Find Out What Inspires Choreographer Marinda Davis
Marinda Davis (right) working with Giordano Dance Chicago (Anderson Photography, courtesy Davis)
Choreographer's block? Marinda Davis has the opposite problem: "I have 12 different ideas in my head at any given time," the contemporary choreographer says. Born and raised in Tampa, FL, Davis grew up assisting convention-circuit greats like Frank Hatchett, Gus Giordano, and Dennis Caspary before moving to NYC to get her BA in dance at Marymount Manhattan College. After dancing for Sheila Barker and Anthony Morigerato, Davis was diagnosed with eight different diseases, many of them autoimmune. But she hasn't let her health keep her from being a two-time Capezio A.C.E. Awards finalist, creating two evening-length works for her company, marInspired ; the storytellers, and teaching regularly on the convention circuit. Read on to find out how Davis selects from her wealth of inspirations. —Helen Rolfe
"I'll listen nonstop to whatever song I'm using, to know every detail of the music. That calms me down and gets me focused. When I was younger, I didn't trust myself in the room, so I would pre-plan quite a bit. About five years ago, I realized that I was limiting myself and the dancers. All dancers have strengths and weaknesses, and when you play to those in real time, the coolest things happen."
Lisa Allain and Marinda Davis at Power Pak in 1999 (courtesy Davis)
"When I was growing up, every dance had the same cookie-cutter tricks, like a million fouettés. I always had this idea that there was a different way to get emotion and a story across, without all the tricks. I met Lisa Allain when I was a Power Pak kid in the Starpower summer program, because she choreographed the opening numbers (which I now do). Her style was wild: Everything felt like the opposite of what your body wanted to do.It felt so foreign, but I immediately recognized that this was everything I'd imagined. She made pieces that had huge storylines and concepts, but she wasn't using the standard tricks to get them across."
A version of this story appeared in the April 2019 issue of Dance Spirit with the title "Choreographer's Collage: Marinda Davis."
Ralph Lauren is kicking off the celebration bright and early with a gender-neutral capsule collection featuring a rainbow version (naturally) of its pony logo.

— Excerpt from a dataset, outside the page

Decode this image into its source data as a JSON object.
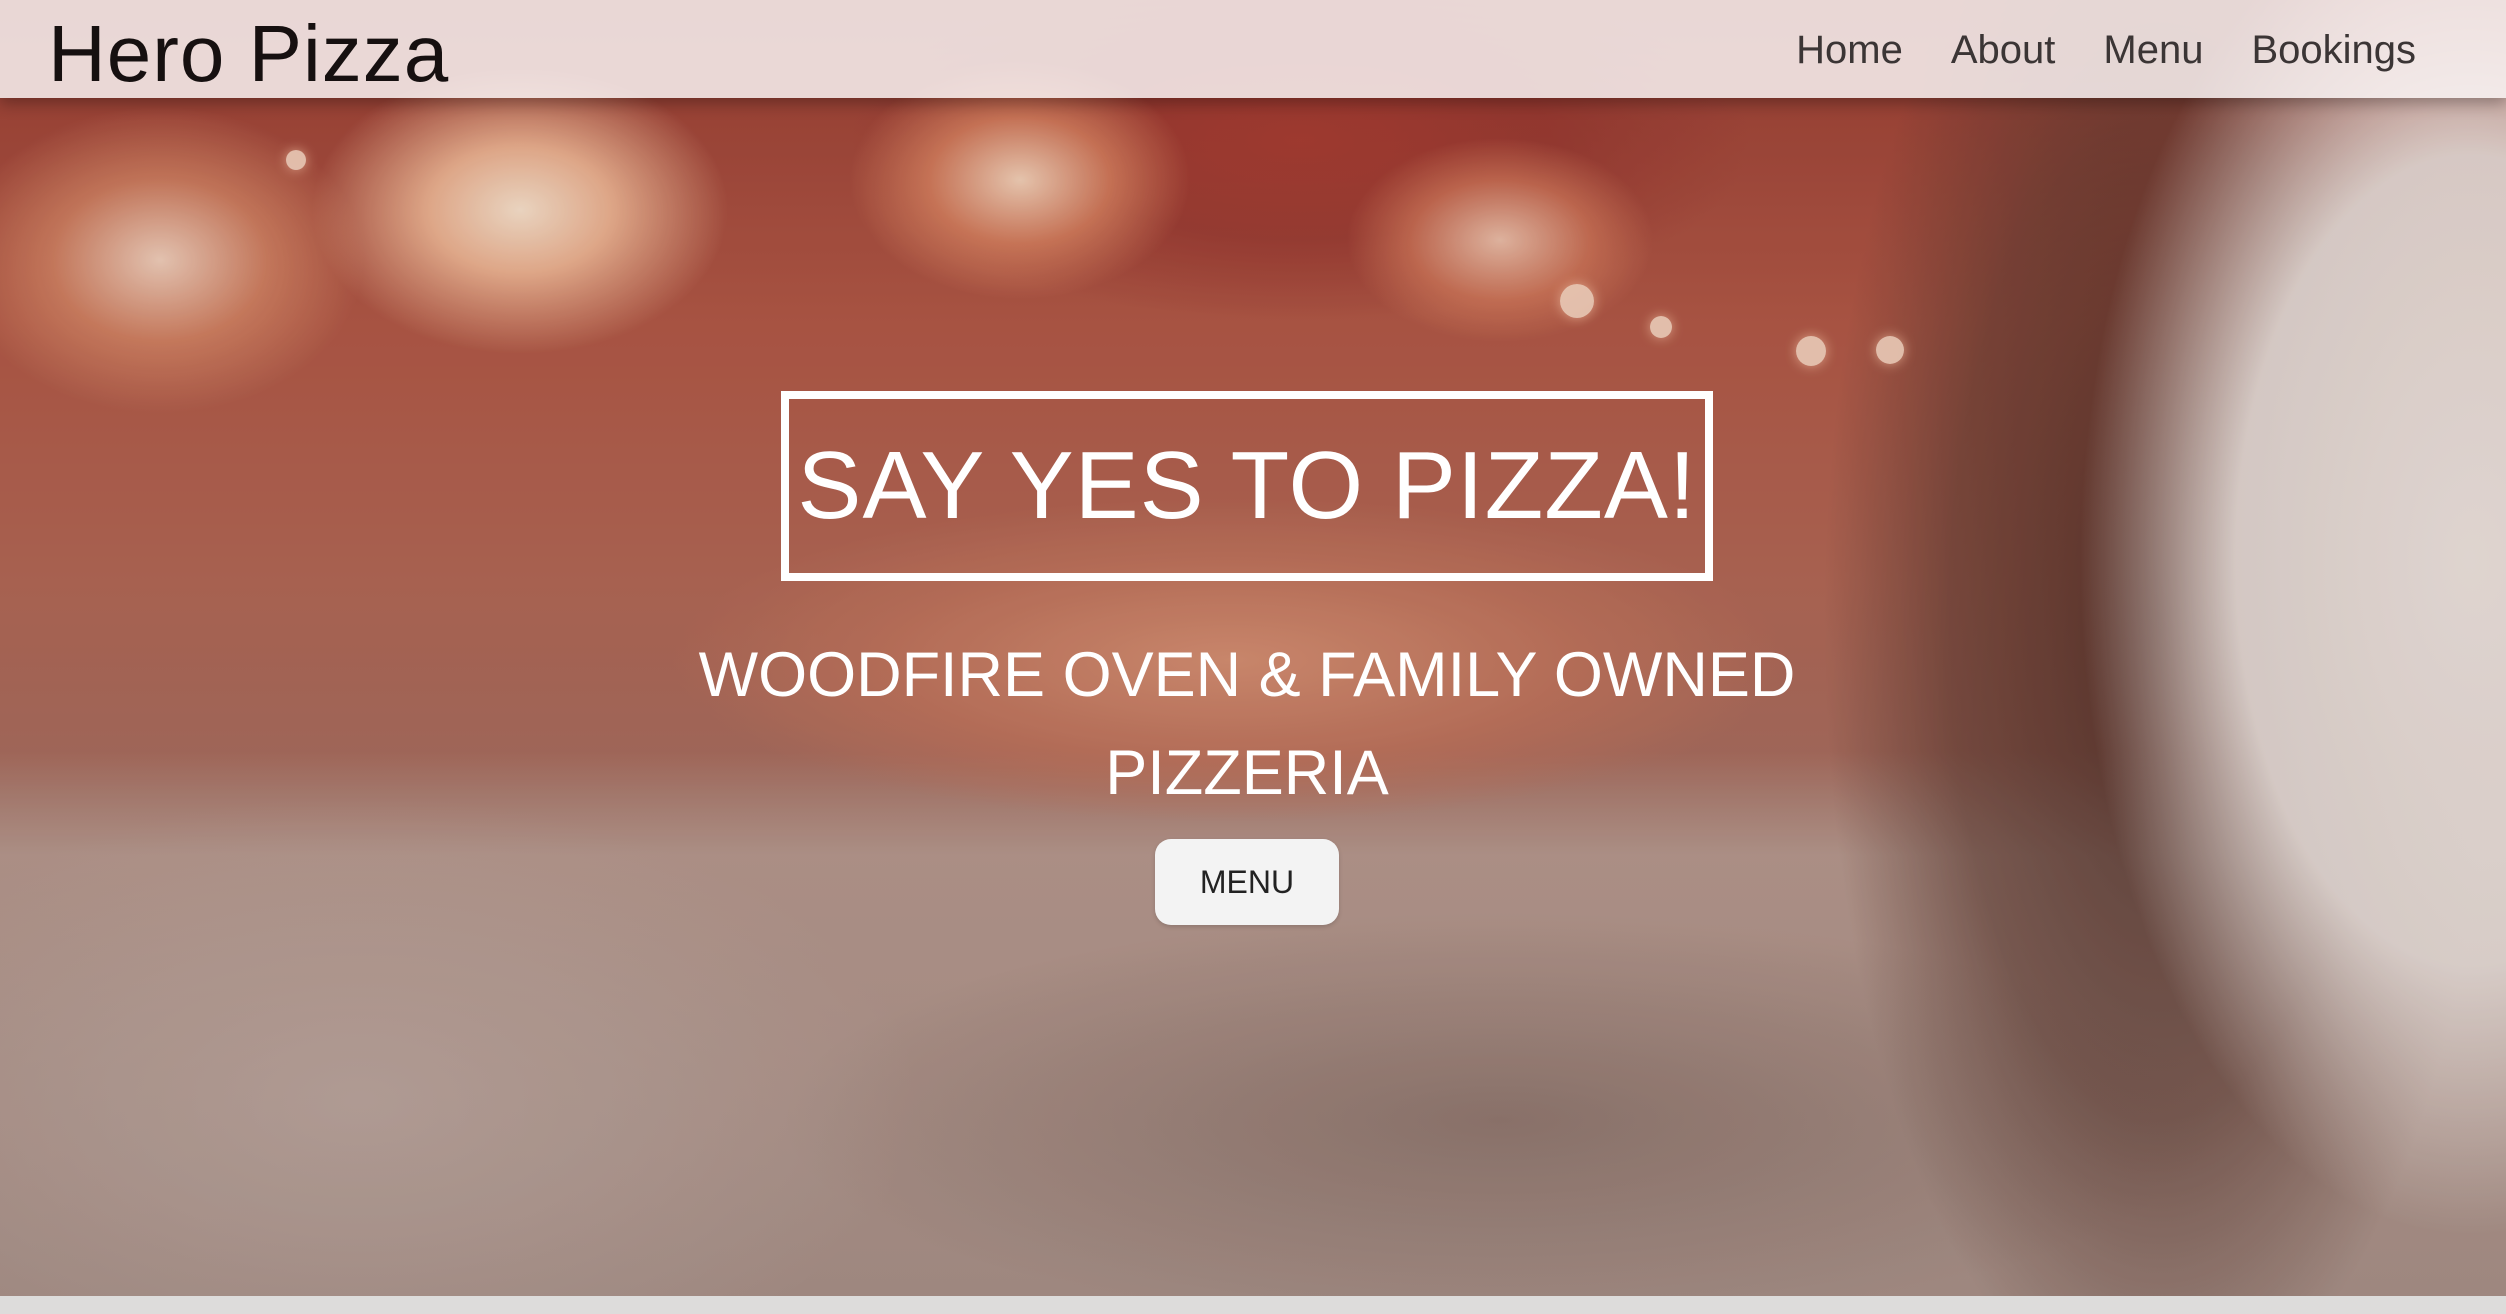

And the brand chose a bunch of influential LGBTQIA+ community members to model the looks—including our favorite danseur in heels, Houston Ballet soloist Harper Watters.
School of American Ballet students (Rosalie O'Connor, courtesy SAB)

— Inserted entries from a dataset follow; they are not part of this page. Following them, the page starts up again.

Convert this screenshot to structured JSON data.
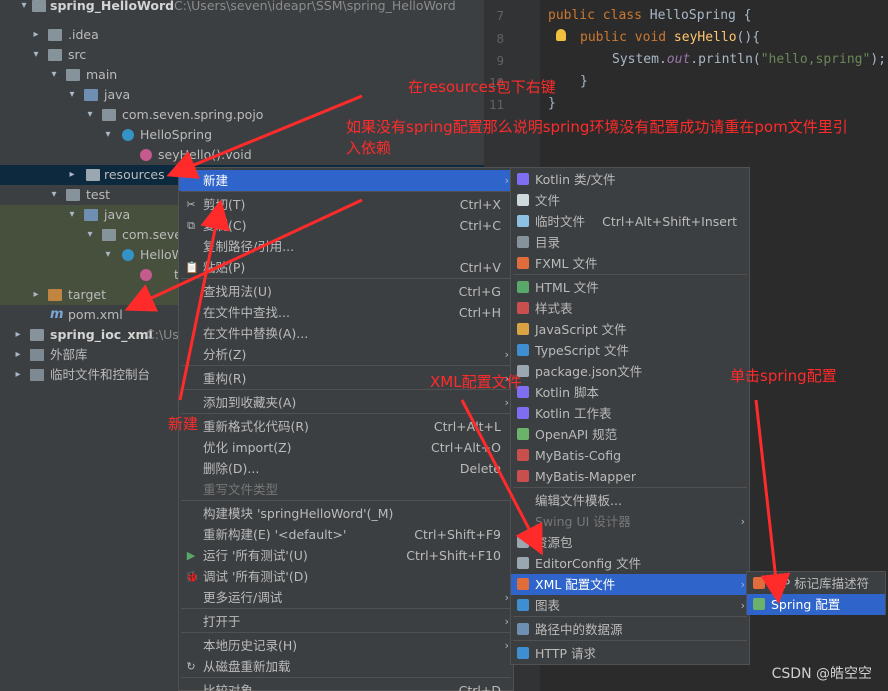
{
  "project_tree": {
    "root_name": "spring_HelloWord",
    "root_path": "C:\\Users\\seven\\ideapr\\SSM\\spring_HelloWord",
    "idea": ".idea",
    "src": "src",
    "main": "main",
    "java": "java",
    "package": "com.seven.spring.pojo",
    "class_name": "HelloSpring",
    "method": "seyHello():void",
    "resources": "resources",
    "test": "test",
    "test_java": "java",
    "test_package": "com.seven",
    "test_class": "HelloW",
    "test_method": "t",
    "target": "target",
    "pom": "pom.xml",
    "module2": "spring_ioc_xml",
    "module2_path": "C:\\Us",
    "ext_libs": "外部库",
    "scratches": "临时文件和控制台"
  },
  "editor": {
    "line_numbers": [
      "7",
      "8",
      "9",
      "10",
      "11"
    ],
    "l7_kw": "public class",
    "l7_name": "HelloSpring {",
    "l8_kw": "public void",
    "l8_fn": "seyHello",
    "l8_rest": "(){",
    "l9_a": "System.",
    "l9_out": "out",
    "l9_b": ".println(",
    "l9_str": "\"hello,spring\"",
    "l9_c": ");",
    "l10": "}",
    "l11": "}"
  },
  "context_menu": {
    "items": [
      {
        "label": "新建",
        "shortcut": "",
        "submenu": true
      },
      {
        "label": "剪切(T)",
        "shortcut": "Ctrl+X",
        "icon": "✂"
      },
      {
        "label": "复制(C)",
        "shortcut": "Ctrl+C",
        "icon": "⧉"
      },
      {
        "label": "复制路径/引用...",
        "shortcut": ""
      },
      {
        "label": "粘贴(P)",
        "shortcut": "Ctrl+V",
        "icon": "📋"
      },
      {
        "label": "查找用法(U)",
        "shortcut": "Ctrl+G"
      },
      {
        "label": "在文件中查找...",
        "shortcut": "Ctrl+H"
      },
      {
        "label": "在文件中替换(A)...",
        "shortcut": ""
      },
      {
        "label": "分析(Z)",
        "shortcut": "",
        "submenu": true
      },
      {
        "label": "重构(R)",
        "shortcut": "",
        "submenu": true
      },
      {
        "label": "添加到收藏夹(A)",
        "shortcut": "",
        "submenu": true
      },
      {
        "label": "重新格式化代码(R)",
        "shortcut": "Ctrl+Alt+L"
      },
      {
        "label": "优化 import(Z)",
        "shortcut": "Ctrl+Alt+O"
      },
      {
        "label": "删除(D)...",
        "shortcut": "Delete"
      },
      {
        "label": "重写文件类型",
        "shortcut": "",
        "disabled": true
      },
      {
        "label": "构建模块 'springHelloWord'(_M)",
        "shortcut": ""
      },
      {
        "label": "重新构建(E) '<default>'",
        "shortcut": "Ctrl+Shift+F9"
      },
      {
        "label": "运行 '所有测试'(U)",
        "shortcut": "Ctrl+Shift+F10",
        "icon": "▶"
      },
      {
        "label": "调试 '所有测试'(D)",
        "shortcut": "",
        "icon": "🐞"
      },
      {
        "label": "更多运行/调试",
        "shortcut": "",
        "submenu": true
      },
      {
        "label": "打开于",
        "shortcut": "",
        "submenu": true
      },
      {
        "label": "本地历史记录(H)",
        "shortcut": "",
        "submenu": true
      },
      {
        "label": "从磁盘重新加载",
        "shortcut": "",
        "icon": "↻"
      },
      {
        "label": "比较对象",
        "shortcut": "Ctrl+D"
      }
    ]
  },
  "new_submenu": {
    "items": [
      {
        "label": "Kotlin 类/文件",
        "icon_color": "#7f6df2",
        "shortcut": ""
      },
      {
        "label": "文件",
        "icon_color": "#cfd8dc",
        "shortcut": ""
      },
      {
        "label": "临时文件",
        "icon_color": "#8ec0e4",
        "shortcut": "Ctrl+Alt+Shift+Insert"
      },
      {
        "label": "目录",
        "icon_color": "#87939a",
        "shortcut": ""
      },
      {
        "label": "FXML 文件",
        "icon_color": "#e06c3c",
        "shortcut": ""
      },
      {
        "label": "HTML 文件",
        "icon_color": "#59a869",
        "shortcut": ""
      },
      {
        "label": "样式表",
        "icon_color": "#c94f4f",
        "shortcut": ""
      },
      {
        "label": "JavaScript 文件",
        "icon_color": "#d9a343",
        "shortcut": ""
      },
      {
        "label": "TypeScript 文件",
        "icon_color": "#3f8ed1",
        "shortcut": ""
      },
      {
        "label": "package.json文件",
        "icon_color": "#9aa7b0",
        "shortcut": ""
      },
      {
        "label": "Kotlin 脚本",
        "icon_color": "#7f6df2",
        "shortcut": ""
      },
      {
        "label": "Kotlin 工作表",
        "icon_color": "#7f6df2",
        "shortcut": ""
      },
      {
        "label": "OpenAPI 规范",
        "icon_color": "#6bb36b",
        "shortcut": ""
      },
      {
        "label": "MyBatis-Cofig",
        "icon_color": "#c94f4f",
        "shortcut": ""
      },
      {
        "label": "MyBatis-Mapper",
        "icon_color": "#c94f4f",
        "shortcut": ""
      },
      {
        "label": "编辑文件模板...",
        "icon_color": "",
        "shortcut": ""
      },
      {
        "label": "Swing UI 设计器",
        "icon_color": "",
        "shortcut": "",
        "disabled": true,
        "submenu": true
      },
      {
        "label": "资源包",
        "icon_color": "#9aa7b0",
        "shortcut": ""
      },
      {
        "label": "EditorConfig 文件",
        "icon_color": "#9aa7b0",
        "shortcut": ""
      },
      {
        "label": "XML 配置文件",
        "icon_color": "#e06c3c",
        "shortcut": "",
        "submenu": true,
        "selected": true
      },
      {
        "label": "图表",
        "icon_color": "#3f8ed1",
        "shortcut": "",
        "submenu": true
      },
      {
        "label": "路径中的数据源",
        "icon_color": "#6e8fb2",
        "shortcut": ""
      },
      {
        "label": "HTTP 请求",
        "icon_color": "#3f8ed1",
        "shortcut": ""
      }
    ]
  },
  "xml_submenu": {
    "items": [
      {
        "label": "JSP 标记库描述符",
        "selected": false
      },
      {
        "label": "Spring 配置",
        "selected": true
      }
    ]
  },
  "annotations": {
    "a1": "在resources包下右键",
    "a2_line1": "如果没有spring配置那么说明spring环境没有配置成功请重在pom文件里引",
    "a2_line2": "入依赖",
    "a3": "新建",
    "a4": "XML配置文件",
    "a5": "单击spring配置"
  },
  "watermark": "CSDN @皓空空",
  "colors": {
    "accent": "#2f65ca",
    "annotation": "#ff2b2b"
  }
}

Do you have a "Strictly Ballet"–sized hole in your heart? Good news: The upcoming docuseries "On Pointe" just might fill it.
The School of American Ballet is teaming up with Imagine Documentaries and DCTV for the project. Though it's not yet clear where "On Pointe" will air, we do know that it'll follow talented SAB students preparing for professional ballet careers—much as Teen Vogue's popular "Strictly Ballet" web series did back in the day. But "On Pointe" marks the first time documentary filmmakers have been allowed access to the school, and it sounds like it'll paint an even more complete picture of the dancers' lives inside and outside the studio.
Choreographer Bob Fosse's signature style—with its jazz hands, inverted knees, and slouched shoulders—is still a huge influence in the dance world (and, thanks to the gloriously dancyFX series "Fosse/Verdon," the TV world). But while you know to expect plenty of Fosse-isms during a stage performance of Chicago or Sweet Charity, Fosse's legacy has also seeped into pop music culture, inspiring the likes of Beyoncé and Lady Gaga. Here are just six of the many music videos that reference Fosse's iconic works.